EXCERPTED RECORDS
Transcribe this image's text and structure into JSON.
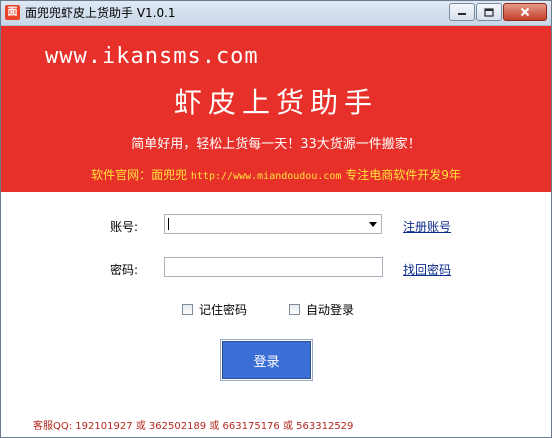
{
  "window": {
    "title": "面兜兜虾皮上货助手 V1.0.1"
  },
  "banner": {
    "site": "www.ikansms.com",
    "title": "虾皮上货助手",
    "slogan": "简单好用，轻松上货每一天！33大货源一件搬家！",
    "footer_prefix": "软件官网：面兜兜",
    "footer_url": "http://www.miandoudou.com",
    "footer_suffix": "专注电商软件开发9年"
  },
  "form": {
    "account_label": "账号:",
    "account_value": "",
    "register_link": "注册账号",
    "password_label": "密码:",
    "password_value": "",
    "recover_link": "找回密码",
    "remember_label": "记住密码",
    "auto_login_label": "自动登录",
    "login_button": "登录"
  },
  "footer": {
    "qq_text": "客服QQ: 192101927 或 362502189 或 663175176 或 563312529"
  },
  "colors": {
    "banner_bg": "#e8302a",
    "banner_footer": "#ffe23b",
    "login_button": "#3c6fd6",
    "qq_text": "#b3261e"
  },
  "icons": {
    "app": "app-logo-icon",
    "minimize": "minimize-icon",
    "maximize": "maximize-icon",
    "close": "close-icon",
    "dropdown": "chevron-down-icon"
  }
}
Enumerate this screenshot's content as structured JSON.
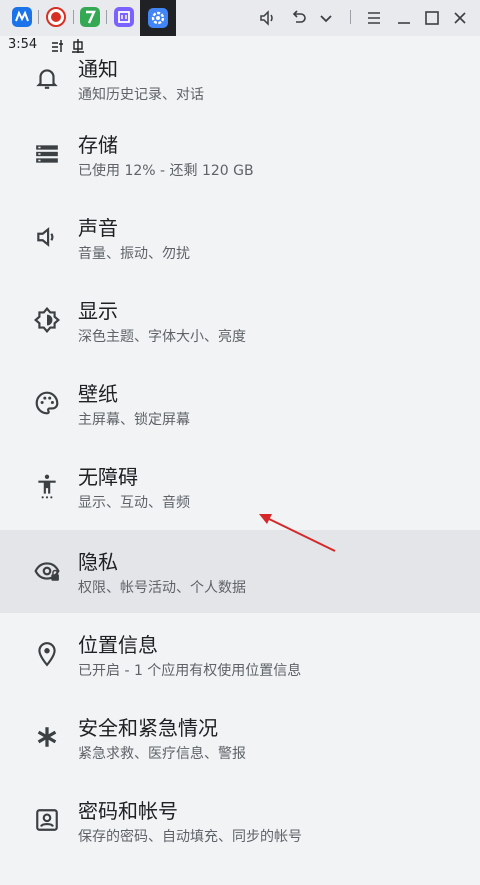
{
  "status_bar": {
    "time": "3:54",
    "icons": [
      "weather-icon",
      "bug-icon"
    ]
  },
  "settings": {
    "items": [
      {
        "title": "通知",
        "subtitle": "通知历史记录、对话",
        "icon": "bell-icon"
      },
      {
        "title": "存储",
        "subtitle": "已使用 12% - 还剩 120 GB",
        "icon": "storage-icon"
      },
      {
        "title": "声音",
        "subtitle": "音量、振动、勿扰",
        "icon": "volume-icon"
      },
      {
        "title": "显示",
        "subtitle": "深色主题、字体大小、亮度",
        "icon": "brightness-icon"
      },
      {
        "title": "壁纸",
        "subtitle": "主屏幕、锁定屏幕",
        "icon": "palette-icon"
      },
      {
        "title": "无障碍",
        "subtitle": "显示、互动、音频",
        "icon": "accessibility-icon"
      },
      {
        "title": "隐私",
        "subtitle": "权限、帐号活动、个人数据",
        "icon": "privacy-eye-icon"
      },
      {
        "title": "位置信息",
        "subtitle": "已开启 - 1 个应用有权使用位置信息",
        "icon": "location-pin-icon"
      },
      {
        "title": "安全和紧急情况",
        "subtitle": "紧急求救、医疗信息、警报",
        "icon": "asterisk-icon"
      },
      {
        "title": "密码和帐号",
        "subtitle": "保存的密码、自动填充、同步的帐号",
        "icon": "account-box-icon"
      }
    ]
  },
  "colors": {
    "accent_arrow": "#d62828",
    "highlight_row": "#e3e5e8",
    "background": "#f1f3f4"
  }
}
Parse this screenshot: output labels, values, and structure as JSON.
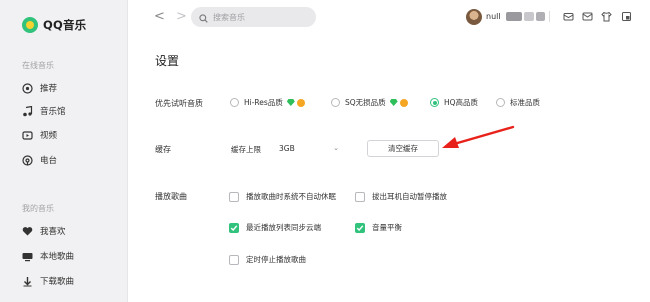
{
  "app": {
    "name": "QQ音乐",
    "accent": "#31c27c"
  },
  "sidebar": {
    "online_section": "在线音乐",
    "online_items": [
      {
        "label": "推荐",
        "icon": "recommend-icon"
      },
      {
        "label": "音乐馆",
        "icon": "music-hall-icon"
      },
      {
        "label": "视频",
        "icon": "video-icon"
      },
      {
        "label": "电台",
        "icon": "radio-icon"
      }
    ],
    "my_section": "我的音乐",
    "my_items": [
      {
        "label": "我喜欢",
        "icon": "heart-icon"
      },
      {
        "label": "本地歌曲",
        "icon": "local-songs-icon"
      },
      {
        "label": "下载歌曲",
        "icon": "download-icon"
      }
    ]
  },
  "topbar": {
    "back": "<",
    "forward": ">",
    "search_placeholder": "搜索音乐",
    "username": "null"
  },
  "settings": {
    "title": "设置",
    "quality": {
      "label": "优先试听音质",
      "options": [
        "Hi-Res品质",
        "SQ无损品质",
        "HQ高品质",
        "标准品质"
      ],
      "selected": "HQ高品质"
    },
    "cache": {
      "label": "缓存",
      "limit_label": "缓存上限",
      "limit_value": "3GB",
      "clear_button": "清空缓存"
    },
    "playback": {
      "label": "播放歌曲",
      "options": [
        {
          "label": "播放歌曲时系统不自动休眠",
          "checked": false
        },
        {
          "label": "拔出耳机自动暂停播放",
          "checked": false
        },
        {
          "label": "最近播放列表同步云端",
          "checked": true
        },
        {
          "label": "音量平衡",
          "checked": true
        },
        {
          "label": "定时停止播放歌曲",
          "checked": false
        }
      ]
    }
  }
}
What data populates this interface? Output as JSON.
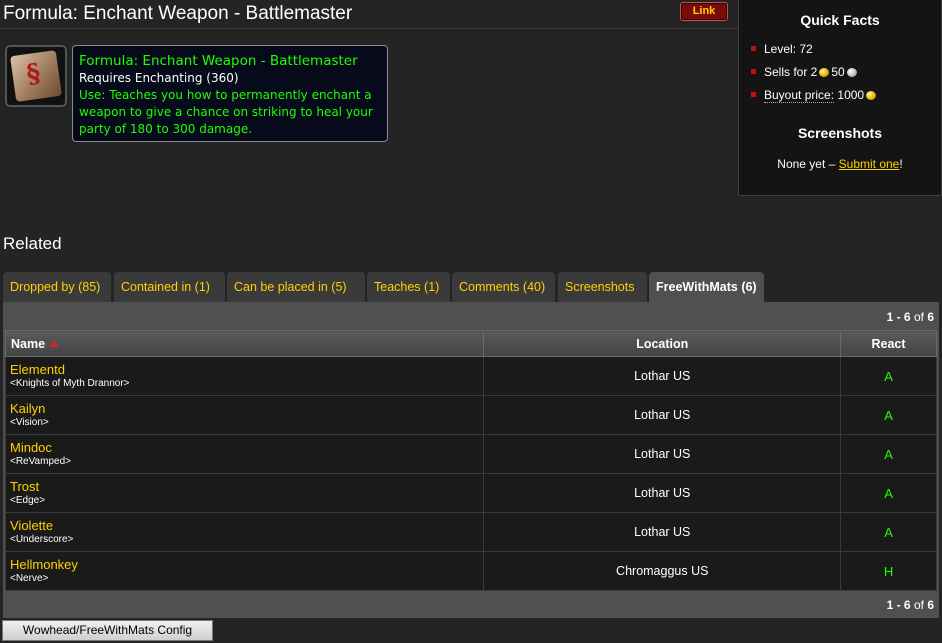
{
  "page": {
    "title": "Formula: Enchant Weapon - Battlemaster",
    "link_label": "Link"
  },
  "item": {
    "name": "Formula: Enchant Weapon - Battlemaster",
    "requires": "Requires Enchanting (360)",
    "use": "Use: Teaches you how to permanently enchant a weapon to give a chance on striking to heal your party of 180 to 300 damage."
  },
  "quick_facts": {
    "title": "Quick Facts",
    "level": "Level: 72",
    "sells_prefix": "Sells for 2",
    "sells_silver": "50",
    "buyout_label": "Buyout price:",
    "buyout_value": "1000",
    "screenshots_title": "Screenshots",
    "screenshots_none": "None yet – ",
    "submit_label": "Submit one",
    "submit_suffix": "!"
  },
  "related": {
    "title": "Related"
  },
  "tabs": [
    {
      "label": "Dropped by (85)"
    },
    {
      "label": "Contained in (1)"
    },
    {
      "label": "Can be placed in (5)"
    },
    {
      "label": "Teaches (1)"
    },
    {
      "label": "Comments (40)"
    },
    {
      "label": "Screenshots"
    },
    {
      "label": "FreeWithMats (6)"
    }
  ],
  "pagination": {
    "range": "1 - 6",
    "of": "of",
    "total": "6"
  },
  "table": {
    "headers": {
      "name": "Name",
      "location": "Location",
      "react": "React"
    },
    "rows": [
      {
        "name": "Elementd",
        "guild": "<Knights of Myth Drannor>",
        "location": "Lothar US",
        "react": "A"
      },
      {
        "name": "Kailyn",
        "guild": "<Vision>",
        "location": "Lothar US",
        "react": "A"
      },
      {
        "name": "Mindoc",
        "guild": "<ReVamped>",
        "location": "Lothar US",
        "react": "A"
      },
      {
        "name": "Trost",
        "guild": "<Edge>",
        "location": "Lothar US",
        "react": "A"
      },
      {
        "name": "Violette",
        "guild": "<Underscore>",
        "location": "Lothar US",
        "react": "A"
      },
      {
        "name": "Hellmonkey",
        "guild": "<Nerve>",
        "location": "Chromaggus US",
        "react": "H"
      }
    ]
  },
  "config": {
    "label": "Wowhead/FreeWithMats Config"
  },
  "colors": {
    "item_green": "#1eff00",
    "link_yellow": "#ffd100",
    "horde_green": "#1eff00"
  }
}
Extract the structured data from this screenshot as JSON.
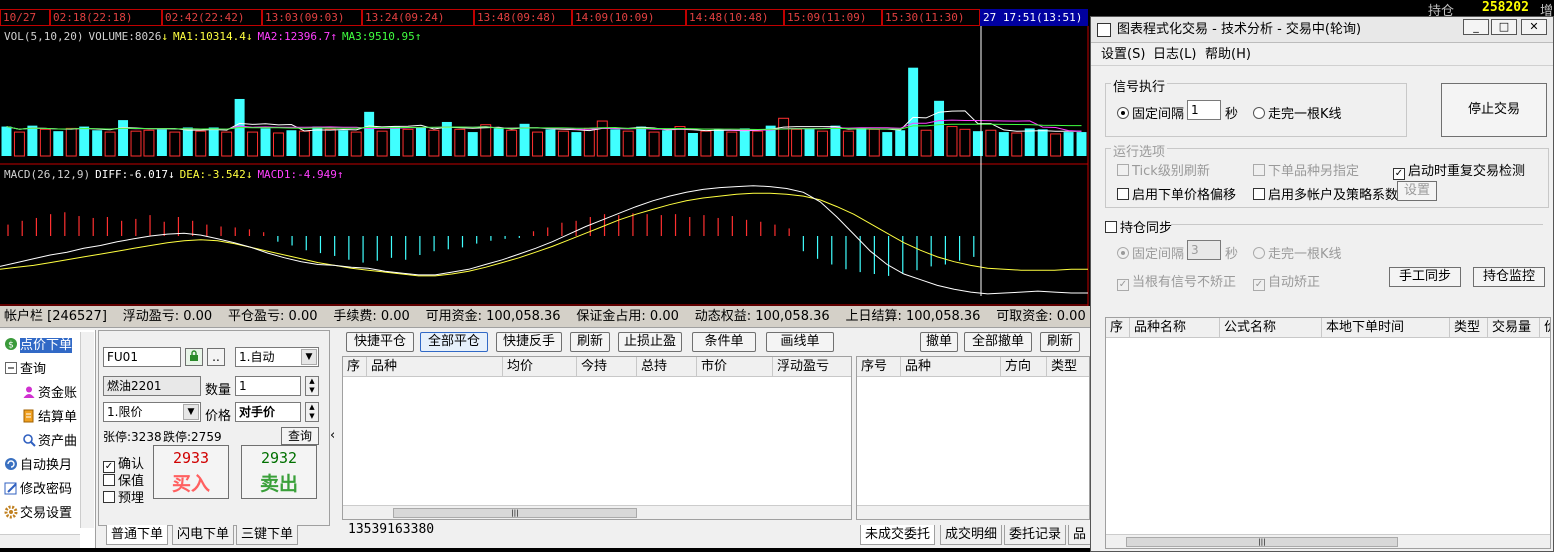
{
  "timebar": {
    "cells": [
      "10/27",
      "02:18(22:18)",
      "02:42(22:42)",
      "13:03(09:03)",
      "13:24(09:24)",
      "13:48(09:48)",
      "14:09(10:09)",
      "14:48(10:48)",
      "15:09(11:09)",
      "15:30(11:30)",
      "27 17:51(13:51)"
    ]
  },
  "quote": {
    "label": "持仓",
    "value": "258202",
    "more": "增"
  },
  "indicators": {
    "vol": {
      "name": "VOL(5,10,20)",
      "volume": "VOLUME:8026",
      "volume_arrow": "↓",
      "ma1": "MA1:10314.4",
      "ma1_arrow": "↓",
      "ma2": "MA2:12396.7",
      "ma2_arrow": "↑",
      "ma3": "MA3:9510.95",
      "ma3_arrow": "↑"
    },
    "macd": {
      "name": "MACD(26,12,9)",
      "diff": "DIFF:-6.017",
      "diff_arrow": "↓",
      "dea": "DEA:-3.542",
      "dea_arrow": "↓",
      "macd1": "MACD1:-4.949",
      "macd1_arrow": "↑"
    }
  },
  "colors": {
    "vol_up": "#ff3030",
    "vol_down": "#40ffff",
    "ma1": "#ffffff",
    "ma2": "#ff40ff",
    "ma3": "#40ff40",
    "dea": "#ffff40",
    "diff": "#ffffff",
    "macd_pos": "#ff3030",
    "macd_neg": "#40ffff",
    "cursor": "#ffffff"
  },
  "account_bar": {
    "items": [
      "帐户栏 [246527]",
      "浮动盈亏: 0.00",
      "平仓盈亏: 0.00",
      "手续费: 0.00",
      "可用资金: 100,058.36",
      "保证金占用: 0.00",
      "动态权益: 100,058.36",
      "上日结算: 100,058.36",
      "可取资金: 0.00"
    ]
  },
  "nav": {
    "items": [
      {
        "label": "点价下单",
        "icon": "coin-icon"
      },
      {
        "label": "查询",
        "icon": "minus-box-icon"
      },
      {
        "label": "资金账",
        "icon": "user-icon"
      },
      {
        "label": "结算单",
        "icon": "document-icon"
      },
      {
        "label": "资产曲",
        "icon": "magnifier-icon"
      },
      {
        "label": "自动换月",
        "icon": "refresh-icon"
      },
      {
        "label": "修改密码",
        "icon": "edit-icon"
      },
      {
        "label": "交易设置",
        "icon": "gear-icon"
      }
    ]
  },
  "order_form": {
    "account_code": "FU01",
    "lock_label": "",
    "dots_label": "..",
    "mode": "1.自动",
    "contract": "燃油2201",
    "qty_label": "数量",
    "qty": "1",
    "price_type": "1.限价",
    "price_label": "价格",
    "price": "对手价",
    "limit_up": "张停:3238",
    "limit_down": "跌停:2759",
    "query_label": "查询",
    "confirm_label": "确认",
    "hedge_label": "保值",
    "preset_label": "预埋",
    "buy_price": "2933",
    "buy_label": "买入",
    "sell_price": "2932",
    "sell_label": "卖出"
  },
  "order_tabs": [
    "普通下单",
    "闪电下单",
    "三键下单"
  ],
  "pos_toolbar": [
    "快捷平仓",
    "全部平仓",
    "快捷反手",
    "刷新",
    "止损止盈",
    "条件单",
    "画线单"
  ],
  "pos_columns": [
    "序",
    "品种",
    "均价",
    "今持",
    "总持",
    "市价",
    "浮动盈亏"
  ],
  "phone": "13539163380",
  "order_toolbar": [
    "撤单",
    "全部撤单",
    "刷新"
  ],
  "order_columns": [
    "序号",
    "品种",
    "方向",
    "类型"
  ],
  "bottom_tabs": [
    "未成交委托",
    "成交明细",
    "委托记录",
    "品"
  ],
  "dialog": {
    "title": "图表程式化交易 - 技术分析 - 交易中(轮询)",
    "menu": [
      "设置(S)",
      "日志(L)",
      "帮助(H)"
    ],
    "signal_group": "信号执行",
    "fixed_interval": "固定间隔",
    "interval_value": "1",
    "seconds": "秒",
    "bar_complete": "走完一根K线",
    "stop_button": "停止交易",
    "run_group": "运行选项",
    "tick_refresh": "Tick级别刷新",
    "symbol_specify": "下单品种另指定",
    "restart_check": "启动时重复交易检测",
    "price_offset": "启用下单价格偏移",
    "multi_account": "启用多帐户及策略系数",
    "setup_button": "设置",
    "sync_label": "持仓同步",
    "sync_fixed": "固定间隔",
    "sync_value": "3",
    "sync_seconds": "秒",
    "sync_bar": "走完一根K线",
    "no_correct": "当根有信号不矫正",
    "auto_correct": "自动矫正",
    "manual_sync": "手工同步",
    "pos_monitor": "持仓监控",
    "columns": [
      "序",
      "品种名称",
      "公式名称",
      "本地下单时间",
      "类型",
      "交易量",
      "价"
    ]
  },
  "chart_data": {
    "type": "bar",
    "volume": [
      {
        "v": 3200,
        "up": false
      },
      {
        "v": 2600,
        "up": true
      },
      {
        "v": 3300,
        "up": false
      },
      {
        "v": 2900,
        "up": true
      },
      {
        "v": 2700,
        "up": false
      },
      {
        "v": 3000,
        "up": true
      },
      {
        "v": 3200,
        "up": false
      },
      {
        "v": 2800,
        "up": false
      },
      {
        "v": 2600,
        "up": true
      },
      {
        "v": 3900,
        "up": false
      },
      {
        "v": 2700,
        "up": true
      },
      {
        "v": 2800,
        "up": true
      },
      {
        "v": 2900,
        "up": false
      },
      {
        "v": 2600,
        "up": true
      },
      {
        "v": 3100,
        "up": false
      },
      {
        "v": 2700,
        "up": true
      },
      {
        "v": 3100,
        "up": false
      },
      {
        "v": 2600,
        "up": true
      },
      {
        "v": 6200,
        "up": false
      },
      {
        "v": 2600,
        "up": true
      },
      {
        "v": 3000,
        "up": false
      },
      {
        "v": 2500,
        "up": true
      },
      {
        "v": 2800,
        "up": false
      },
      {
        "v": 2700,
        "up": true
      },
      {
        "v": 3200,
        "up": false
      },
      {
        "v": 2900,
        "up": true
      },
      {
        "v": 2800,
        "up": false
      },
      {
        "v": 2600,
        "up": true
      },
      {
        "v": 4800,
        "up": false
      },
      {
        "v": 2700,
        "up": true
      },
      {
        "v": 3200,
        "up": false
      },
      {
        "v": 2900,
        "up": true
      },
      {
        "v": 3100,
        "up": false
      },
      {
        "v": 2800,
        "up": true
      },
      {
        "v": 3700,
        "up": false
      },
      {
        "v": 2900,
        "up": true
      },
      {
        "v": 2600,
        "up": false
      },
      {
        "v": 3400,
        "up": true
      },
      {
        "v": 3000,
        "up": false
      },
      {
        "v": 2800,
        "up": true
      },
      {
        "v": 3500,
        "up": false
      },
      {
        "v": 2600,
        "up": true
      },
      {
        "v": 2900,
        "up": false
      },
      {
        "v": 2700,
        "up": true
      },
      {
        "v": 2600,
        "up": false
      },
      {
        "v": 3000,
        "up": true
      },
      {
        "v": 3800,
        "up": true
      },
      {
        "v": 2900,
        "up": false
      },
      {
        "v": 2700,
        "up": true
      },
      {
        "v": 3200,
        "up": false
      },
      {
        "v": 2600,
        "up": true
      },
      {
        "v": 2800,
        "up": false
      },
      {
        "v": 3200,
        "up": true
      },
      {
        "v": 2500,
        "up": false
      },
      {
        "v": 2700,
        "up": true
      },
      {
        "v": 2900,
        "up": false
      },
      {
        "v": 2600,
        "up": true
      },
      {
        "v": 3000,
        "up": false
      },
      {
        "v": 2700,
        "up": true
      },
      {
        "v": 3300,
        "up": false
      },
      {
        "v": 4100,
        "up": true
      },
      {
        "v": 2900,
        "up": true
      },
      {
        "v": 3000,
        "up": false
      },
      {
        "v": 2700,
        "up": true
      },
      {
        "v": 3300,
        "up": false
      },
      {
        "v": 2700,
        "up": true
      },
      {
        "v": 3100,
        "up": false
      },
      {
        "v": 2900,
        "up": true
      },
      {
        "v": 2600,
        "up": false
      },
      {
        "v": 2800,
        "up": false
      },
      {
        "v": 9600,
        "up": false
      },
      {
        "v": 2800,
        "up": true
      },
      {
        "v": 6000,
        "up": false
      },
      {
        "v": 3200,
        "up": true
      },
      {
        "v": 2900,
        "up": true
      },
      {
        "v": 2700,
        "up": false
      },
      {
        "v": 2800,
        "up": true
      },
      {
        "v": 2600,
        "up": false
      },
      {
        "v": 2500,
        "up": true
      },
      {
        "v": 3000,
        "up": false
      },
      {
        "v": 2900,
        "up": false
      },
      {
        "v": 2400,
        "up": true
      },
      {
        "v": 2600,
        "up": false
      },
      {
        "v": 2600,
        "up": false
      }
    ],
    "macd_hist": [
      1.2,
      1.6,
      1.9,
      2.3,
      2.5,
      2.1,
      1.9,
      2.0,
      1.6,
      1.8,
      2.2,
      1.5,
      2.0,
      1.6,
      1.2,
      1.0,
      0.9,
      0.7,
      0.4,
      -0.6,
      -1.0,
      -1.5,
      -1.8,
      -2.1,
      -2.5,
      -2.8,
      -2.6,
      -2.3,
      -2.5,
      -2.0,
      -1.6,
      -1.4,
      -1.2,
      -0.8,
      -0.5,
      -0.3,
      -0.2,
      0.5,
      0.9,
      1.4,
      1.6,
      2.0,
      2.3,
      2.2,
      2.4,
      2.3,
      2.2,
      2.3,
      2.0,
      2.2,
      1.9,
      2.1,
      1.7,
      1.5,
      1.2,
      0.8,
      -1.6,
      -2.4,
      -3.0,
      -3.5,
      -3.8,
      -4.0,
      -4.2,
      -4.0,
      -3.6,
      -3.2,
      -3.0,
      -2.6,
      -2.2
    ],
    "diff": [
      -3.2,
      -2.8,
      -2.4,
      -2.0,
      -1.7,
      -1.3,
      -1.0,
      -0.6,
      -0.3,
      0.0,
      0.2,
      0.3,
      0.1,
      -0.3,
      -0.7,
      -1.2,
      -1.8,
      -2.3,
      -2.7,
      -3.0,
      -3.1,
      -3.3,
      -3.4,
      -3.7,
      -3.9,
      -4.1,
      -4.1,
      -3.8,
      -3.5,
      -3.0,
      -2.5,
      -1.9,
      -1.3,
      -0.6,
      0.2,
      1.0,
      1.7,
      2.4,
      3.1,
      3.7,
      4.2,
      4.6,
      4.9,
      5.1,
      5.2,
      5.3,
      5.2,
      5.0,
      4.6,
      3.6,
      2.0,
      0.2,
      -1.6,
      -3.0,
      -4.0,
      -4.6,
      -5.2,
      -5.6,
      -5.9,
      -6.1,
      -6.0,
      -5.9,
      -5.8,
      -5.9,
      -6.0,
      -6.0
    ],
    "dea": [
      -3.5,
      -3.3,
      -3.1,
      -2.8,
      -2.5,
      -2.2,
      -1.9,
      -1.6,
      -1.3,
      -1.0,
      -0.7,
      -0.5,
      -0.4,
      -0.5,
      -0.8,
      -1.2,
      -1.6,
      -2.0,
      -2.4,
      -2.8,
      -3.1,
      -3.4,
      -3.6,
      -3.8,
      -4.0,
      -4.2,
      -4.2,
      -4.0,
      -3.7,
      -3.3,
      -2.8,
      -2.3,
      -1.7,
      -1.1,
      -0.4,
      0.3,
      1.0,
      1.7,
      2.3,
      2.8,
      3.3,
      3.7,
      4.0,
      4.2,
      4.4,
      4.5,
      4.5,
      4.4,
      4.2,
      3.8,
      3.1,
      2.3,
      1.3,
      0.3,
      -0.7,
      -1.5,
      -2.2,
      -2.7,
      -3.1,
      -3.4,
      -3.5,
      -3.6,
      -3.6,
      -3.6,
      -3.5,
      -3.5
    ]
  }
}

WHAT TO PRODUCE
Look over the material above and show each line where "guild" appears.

REPLY TO THE TASK
        "guild": "<Knights of Myth Drannor>",
        "guild": "<Vision>",
        "guild": "<ReVamped>",
        "guild": "<Edge>",
        "guild": "<Underscore>",
        "guild": "<Nerve>",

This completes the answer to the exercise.